Exercise data section start

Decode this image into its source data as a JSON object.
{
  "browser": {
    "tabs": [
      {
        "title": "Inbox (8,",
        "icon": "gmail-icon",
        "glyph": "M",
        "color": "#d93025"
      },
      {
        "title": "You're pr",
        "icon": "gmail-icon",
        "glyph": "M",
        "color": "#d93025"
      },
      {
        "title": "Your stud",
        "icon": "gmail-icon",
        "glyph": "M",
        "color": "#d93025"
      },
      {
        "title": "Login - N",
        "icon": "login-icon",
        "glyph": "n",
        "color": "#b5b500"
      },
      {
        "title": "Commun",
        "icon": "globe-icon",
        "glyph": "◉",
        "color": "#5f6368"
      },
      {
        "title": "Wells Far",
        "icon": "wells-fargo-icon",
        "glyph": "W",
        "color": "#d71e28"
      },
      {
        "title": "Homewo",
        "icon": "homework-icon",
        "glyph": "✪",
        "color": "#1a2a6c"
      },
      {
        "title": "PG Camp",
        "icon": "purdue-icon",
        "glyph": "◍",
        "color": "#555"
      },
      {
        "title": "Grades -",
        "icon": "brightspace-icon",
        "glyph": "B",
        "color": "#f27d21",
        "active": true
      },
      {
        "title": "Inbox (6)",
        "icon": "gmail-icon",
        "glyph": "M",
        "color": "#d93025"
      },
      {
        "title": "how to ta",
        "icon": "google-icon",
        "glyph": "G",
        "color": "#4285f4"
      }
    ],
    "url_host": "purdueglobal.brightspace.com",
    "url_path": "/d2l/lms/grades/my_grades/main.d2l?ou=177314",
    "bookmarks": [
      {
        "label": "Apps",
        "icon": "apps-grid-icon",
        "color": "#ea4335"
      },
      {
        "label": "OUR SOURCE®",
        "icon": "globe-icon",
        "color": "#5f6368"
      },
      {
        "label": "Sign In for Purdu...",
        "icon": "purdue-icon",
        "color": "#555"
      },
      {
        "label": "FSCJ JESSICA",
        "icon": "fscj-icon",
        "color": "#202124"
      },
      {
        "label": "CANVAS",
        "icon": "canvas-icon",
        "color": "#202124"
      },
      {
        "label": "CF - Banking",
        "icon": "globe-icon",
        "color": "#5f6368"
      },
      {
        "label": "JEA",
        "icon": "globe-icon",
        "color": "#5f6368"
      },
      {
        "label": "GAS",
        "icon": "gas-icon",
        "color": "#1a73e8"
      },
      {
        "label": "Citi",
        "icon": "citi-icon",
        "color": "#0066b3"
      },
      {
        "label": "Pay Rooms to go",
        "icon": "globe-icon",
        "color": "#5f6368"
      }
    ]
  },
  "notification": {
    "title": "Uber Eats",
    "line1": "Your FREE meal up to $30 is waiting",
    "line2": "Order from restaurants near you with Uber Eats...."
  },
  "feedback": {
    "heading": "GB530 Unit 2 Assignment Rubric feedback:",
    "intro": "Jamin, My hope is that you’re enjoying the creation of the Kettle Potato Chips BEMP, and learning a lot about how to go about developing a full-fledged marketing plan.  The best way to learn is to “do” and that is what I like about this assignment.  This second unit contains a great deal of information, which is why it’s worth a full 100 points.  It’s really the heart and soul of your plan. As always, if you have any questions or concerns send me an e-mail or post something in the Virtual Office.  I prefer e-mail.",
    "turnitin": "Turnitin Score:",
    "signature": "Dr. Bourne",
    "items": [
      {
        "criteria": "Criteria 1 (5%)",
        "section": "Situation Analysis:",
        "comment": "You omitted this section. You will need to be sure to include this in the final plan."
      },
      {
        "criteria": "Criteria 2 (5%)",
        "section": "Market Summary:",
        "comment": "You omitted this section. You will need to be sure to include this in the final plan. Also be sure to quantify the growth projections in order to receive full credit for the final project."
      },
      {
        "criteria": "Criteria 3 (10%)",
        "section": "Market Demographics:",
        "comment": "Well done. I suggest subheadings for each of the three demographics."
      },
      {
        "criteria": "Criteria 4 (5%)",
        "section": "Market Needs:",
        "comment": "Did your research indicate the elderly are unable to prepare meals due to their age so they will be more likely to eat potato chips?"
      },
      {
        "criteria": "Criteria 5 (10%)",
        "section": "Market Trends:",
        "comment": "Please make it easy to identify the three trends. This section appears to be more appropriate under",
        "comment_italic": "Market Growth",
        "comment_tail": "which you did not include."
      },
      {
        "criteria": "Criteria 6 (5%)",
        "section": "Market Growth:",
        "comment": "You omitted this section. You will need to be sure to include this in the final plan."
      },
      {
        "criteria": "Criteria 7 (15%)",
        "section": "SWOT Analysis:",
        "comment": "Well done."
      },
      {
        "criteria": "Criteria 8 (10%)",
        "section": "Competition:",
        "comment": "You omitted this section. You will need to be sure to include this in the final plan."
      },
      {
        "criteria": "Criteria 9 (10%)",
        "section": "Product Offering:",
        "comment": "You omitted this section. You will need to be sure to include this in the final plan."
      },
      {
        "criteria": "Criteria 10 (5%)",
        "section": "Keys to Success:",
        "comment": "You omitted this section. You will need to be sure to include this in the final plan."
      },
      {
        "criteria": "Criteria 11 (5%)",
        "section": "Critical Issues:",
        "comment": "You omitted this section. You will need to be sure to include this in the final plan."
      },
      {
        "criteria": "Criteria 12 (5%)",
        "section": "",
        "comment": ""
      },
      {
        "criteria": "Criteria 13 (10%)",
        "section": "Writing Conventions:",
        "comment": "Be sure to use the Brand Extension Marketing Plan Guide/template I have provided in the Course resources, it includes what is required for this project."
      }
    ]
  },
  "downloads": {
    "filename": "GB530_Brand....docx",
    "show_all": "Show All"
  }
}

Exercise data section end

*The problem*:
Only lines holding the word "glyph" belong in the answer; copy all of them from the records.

*Expected answer*:
        "glyph": "M",
        "glyph": "M",
        "glyph": "M",
        "glyph": "n",
        "glyph": "◉",
        "glyph": "W",
        "glyph": "✪",
        "glyph": "◍",
        "glyph": "B",
        "glyph": "M",
        "glyph": "G",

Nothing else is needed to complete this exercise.